- WHAT IS REQUIRED: From the first line to the last, please reproduce the material exactly, skipping the pictures.

- GIVEN RECORDS:
_ _ _ _
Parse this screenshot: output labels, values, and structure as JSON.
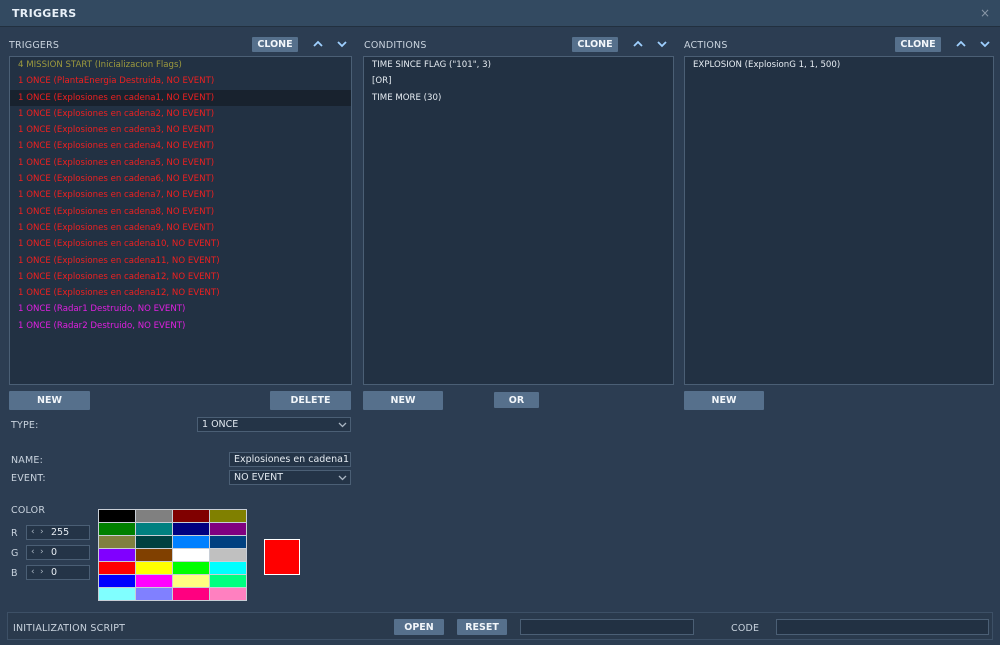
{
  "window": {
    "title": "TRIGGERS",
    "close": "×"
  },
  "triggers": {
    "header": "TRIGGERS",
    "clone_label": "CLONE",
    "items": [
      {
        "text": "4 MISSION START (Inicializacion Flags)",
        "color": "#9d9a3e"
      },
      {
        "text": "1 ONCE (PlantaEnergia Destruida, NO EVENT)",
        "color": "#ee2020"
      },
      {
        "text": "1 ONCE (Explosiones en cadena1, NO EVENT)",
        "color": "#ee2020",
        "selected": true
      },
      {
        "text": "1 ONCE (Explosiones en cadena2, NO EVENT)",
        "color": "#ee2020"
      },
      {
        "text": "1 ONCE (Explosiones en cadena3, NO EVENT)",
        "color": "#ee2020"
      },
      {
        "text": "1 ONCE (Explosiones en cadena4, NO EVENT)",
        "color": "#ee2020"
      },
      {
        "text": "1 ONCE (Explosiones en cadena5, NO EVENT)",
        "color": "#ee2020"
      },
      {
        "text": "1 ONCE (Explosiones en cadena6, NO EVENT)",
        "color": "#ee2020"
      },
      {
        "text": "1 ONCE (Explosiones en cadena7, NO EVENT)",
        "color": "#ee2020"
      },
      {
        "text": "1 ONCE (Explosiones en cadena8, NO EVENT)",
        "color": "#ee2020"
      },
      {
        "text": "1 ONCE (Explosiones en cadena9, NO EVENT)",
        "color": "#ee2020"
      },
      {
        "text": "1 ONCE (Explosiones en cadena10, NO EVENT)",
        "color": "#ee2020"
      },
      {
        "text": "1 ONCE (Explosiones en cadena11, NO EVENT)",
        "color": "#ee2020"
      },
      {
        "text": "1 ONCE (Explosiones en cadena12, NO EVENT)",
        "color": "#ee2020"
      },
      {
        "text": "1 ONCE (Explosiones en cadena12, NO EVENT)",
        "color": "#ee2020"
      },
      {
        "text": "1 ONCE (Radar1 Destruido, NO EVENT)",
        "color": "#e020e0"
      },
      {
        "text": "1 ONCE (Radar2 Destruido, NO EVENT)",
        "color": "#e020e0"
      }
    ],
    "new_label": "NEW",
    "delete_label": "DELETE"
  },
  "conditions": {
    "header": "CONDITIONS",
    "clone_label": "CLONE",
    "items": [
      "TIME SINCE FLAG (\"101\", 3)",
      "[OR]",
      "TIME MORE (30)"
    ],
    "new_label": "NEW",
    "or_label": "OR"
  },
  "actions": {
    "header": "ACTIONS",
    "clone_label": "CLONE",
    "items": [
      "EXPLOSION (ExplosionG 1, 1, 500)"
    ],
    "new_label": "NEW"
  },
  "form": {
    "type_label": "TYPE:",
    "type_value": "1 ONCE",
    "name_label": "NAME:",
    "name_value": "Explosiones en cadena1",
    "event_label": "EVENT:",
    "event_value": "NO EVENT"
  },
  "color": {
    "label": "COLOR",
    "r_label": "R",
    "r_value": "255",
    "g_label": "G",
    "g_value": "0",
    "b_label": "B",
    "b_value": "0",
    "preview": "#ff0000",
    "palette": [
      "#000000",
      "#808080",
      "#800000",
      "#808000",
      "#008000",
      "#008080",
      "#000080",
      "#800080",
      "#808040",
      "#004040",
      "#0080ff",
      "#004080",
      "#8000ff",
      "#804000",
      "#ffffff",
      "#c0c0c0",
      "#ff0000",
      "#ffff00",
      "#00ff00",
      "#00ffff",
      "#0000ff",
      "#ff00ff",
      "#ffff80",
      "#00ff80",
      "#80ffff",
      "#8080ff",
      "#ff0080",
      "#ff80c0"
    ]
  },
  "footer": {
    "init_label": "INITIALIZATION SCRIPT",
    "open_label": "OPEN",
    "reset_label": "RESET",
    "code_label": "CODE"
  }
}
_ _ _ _
- PROBLEM SOLUTION:
Parse this screenshot: output labels, values, and structure as JSON.
{
  "window": {
    "title": "TRIGGERS",
    "close": "×"
  },
  "triggers": {
    "header": "TRIGGERS",
    "clone_label": "CLONE",
    "items": [
      {
        "text": "4 MISSION START (Inicializacion Flags)",
        "color": "#9d9a3e"
      },
      {
        "text": "1 ONCE (PlantaEnergia Destruida, NO EVENT)",
        "color": "#ee2020"
      },
      {
        "text": "1 ONCE (Explosiones en cadena1, NO EVENT)",
        "color": "#ee2020",
        "selected": true
      },
      {
        "text": "1 ONCE (Explosiones en cadena2, NO EVENT)",
        "color": "#ee2020"
      },
      {
        "text": "1 ONCE (Explosiones en cadena3, NO EVENT)",
        "color": "#ee2020"
      },
      {
        "text": "1 ONCE (Explosiones en cadena4, NO EVENT)",
        "color": "#ee2020"
      },
      {
        "text": "1 ONCE (Explosiones en cadena5, NO EVENT)",
        "color": "#ee2020"
      },
      {
        "text": "1 ONCE (Explosiones en cadena6, NO EVENT)",
        "color": "#ee2020"
      },
      {
        "text": "1 ONCE (Explosiones en cadena7, NO EVENT)",
        "color": "#ee2020"
      },
      {
        "text": "1 ONCE (Explosiones en cadena8, NO EVENT)",
        "color": "#ee2020"
      },
      {
        "text": "1 ONCE (Explosiones en cadena9, NO EVENT)",
        "color": "#ee2020"
      },
      {
        "text": "1 ONCE (Explosiones en cadena10, NO EVENT)",
        "color": "#ee2020"
      },
      {
        "text": "1 ONCE (Explosiones en cadena11, NO EVENT)",
        "color": "#ee2020"
      },
      {
        "text": "1 ONCE (Explosiones en cadena12, NO EVENT)",
        "color": "#ee2020"
      },
      {
        "text": "1 ONCE (Explosiones en cadena12, NO EVENT)",
        "color": "#ee2020"
      },
      {
        "text": "1 ONCE (Radar1 Destruido, NO EVENT)",
        "color": "#e020e0"
      },
      {
        "text": "1 ONCE (Radar2 Destruido, NO EVENT)",
        "color": "#e020e0"
      }
    ],
    "new_label": "NEW",
    "delete_label": "DELETE"
  },
  "conditions": {
    "header": "CONDITIONS",
    "clone_label": "CLONE",
    "items": [
      "TIME SINCE FLAG (\"101\", 3)",
      "[OR]",
      "TIME MORE (30)"
    ],
    "new_label": "NEW",
    "or_label": "OR"
  },
  "actions": {
    "header": "ACTIONS",
    "clone_label": "CLONE",
    "items": [
      "EXPLOSION (ExplosionG 1, 1, 500)"
    ],
    "new_label": "NEW"
  },
  "form": {
    "type_label": "TYPE:",
    "type_value": "1 ONCE",
    "name_label": "NAME:",
    "name_value": "Explosiones en cadena1",
    "event_label": "EVENT:",
    "event_value": "NO EVENT"
  },
  "color": {
    "label": "COLOR",
    "r_label": "R",
    "r_value": "255",
    "g_label": "G",
    "g_value": "0",
    "b_label": "B",
    "b_value": "0",
    "preview": "#ff0000",
    "palette": [
      "#000000",
      "#808080",
      "#800000",
      "#808000",
      "#008000",
      "#008080",
      "#000080",
      "#800080",
      "#808040",
      "#004040",
      "#0080ff",
      "#004080",
      "#8000ff",
      "#804000",
      "#ffffff",
      "#c0c0c0",
      "#ff0000",
      "#ffff00",
      "#00ff00",
      "#00ffff",
      "#0000ff",
      "#ff00ff",
      "#ffff80",
      "#00ff80",
      "#80ffff",
      "#8080ff",
      "#ff0080",
      "#ff80c0"
    ]
  },
  "footer": {
    "init_label": "INITIALIZATION SCRIPT",
    "open_label": "OPEN",
    "reset_label": "RESET",
    "code_label": "CODE"
  }
}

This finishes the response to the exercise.